Protests this week in Charlotte

The riots that took place in Charlotte on Tuesday and Wednesday nights and the peaceful protests last night prompt me to reflect on the First Amendment. Rioting and destruction of property cannot be tolerated, but the right of citizens to peacefully assemble and protest must be protected. Peaceful protests can shine a spotlight on an issue and bring it to the forefront of public discussion. The prime example that comes to mind is the Civil Rights Movement of the 1960s led by the late Rev. Dr. Martin Luther King.

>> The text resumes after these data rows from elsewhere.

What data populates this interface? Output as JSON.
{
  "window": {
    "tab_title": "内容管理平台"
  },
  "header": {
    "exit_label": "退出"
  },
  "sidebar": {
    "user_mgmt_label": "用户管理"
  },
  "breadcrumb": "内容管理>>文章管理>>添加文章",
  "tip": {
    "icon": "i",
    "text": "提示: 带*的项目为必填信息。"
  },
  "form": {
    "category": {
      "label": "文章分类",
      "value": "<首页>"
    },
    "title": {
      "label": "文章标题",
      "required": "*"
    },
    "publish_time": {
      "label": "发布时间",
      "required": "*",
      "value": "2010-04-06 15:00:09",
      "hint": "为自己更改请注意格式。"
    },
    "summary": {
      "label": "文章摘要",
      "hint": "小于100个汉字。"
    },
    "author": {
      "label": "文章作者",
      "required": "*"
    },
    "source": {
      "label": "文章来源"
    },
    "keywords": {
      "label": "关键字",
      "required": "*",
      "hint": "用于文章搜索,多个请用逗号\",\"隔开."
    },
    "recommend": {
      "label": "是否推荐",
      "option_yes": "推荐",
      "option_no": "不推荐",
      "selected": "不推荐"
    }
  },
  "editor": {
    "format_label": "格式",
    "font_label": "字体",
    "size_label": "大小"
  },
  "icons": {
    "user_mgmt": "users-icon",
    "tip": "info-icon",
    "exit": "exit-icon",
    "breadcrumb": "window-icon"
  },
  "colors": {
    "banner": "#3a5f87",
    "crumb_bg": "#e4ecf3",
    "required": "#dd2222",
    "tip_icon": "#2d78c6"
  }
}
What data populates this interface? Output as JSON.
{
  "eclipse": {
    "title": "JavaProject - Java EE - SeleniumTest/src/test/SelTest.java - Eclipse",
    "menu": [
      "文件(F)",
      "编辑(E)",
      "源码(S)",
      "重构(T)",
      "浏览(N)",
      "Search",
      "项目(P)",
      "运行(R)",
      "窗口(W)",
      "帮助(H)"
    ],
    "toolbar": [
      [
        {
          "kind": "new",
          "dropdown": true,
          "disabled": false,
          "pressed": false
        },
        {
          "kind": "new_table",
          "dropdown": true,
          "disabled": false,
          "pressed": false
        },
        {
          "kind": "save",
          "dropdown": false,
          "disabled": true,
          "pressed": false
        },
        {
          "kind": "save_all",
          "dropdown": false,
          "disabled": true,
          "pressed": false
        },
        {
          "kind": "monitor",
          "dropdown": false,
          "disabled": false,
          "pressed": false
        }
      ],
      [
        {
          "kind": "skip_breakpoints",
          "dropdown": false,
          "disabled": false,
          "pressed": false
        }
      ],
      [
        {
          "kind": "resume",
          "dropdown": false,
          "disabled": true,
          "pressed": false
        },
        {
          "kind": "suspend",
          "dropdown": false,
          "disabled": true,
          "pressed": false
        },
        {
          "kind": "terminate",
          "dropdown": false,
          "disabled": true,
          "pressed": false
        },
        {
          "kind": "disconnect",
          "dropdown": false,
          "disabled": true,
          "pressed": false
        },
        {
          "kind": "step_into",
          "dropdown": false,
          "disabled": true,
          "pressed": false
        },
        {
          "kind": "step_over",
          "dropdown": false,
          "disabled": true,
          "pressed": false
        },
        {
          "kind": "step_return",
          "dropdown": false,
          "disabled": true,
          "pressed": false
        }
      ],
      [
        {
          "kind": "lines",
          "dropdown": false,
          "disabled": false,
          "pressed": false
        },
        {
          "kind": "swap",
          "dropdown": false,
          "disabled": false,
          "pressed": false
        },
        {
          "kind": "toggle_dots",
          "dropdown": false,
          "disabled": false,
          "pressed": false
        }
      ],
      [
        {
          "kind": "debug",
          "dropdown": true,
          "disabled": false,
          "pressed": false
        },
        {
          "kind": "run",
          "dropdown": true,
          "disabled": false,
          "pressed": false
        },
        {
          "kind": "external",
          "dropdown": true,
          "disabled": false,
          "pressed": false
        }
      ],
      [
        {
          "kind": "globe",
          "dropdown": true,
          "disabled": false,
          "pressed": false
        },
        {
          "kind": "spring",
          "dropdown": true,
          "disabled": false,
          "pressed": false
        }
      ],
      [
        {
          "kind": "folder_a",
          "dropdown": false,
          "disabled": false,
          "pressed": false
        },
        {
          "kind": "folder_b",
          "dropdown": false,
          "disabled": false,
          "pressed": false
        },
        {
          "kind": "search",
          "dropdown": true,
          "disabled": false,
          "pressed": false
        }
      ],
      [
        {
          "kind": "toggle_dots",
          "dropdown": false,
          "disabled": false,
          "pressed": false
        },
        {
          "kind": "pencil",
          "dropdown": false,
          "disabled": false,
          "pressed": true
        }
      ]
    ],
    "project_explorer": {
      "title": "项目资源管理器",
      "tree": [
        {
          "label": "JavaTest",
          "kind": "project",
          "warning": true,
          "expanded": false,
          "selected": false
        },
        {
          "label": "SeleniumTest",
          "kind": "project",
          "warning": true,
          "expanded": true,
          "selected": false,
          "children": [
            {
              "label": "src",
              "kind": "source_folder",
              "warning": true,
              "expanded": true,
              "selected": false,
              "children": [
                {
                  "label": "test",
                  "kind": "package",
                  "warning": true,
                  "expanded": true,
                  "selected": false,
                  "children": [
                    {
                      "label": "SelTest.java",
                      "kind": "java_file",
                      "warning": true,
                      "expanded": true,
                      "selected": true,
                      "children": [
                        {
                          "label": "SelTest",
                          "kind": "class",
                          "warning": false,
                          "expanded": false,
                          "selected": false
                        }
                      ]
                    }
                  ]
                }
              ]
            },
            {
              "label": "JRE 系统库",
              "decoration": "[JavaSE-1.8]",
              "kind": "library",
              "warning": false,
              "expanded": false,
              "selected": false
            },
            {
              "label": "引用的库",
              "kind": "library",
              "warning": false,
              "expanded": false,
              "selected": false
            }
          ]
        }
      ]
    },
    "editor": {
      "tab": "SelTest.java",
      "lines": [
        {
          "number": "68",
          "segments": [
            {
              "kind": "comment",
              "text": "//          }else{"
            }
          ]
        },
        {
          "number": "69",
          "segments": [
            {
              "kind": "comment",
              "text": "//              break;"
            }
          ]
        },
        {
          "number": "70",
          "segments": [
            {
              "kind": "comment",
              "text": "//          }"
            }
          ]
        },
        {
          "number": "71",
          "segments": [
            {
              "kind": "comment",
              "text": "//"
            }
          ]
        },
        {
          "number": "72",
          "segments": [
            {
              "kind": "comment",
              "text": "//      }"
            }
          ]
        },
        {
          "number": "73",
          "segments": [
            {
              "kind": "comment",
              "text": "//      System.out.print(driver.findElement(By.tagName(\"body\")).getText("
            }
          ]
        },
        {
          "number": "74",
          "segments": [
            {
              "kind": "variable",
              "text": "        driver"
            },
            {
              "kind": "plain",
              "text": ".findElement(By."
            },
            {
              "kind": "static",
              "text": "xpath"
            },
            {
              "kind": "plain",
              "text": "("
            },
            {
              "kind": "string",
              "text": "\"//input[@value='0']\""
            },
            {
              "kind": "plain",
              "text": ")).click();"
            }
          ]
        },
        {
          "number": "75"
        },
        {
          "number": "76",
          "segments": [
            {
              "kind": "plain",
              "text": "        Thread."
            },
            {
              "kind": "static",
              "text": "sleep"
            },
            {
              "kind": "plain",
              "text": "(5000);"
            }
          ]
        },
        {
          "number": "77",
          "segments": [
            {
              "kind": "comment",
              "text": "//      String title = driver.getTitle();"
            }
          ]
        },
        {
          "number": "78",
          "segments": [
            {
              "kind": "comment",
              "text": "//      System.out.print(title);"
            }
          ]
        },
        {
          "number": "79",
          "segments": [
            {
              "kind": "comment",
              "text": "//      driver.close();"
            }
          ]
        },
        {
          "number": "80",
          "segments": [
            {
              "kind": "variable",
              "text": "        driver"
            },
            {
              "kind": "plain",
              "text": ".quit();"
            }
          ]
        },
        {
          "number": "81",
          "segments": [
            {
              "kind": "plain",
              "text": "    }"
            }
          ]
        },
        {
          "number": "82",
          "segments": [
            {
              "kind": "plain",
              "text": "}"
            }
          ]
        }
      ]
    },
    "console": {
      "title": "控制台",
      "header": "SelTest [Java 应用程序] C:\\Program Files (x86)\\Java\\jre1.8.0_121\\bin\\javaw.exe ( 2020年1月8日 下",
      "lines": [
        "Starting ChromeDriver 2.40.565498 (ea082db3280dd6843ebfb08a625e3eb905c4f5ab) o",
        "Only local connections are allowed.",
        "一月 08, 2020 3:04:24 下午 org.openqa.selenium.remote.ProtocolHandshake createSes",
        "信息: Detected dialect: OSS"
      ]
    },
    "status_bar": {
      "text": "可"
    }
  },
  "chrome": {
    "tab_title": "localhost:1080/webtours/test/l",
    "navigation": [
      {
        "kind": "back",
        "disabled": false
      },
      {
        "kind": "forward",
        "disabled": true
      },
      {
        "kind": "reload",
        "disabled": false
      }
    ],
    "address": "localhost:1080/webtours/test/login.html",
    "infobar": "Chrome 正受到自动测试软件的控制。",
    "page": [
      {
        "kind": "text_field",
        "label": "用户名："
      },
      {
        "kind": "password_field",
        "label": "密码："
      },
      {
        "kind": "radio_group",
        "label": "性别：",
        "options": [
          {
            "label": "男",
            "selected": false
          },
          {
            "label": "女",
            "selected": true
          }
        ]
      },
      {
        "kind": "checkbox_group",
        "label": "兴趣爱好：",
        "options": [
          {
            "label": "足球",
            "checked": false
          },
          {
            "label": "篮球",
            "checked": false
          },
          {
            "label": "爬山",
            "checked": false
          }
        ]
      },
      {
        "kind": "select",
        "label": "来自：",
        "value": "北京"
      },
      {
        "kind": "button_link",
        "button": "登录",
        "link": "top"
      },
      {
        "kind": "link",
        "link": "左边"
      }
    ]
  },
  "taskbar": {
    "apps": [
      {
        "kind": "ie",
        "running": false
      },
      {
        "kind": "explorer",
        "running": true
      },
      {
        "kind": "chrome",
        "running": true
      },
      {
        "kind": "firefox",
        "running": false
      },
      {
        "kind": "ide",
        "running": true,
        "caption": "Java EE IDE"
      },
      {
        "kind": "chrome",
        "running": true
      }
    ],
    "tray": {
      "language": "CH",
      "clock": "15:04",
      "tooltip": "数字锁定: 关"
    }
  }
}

The protests this week in Charlotte were the result of the death of a man at the hands of the police. The protests in Charlotte have resulted in a national discussion of race relations, the inordinate number of African-American men who have been shot by police in our country, and the distrust of police held by people of color. If any good can come out of what has transpired in Charlotte this week, perhaps it will be a more open and honest conversation in America about the racial prejudices and biases most people in our country hold to varying degrees. It is through frank public discourse that we will better understand and respect one another. I pray that something good will come out of this violent, angry, and sad week. In the meantime, I anxiously await what the darkness of tonight will bring to the streets of Charlotte.

In conclusion

The US Constitution is a living, breathing document. It has been amended 27 times as our society continually reinvents itself. It is the bedrock of our government and is constantly up for debate by citizens and, ultimately, by the US Supreme Court.

The primary purpose of my blog is to shed light on my life as a writer, and I have avoided political content until today. Inasmuch as the 2016 federal and state elections just might be the most important elections of my life, I felt compelled today to post my thoughts about certain aspects of the US Constitution.

Until my next blog post in a few days, I hope you have a good book to read and productive writing time.

Janet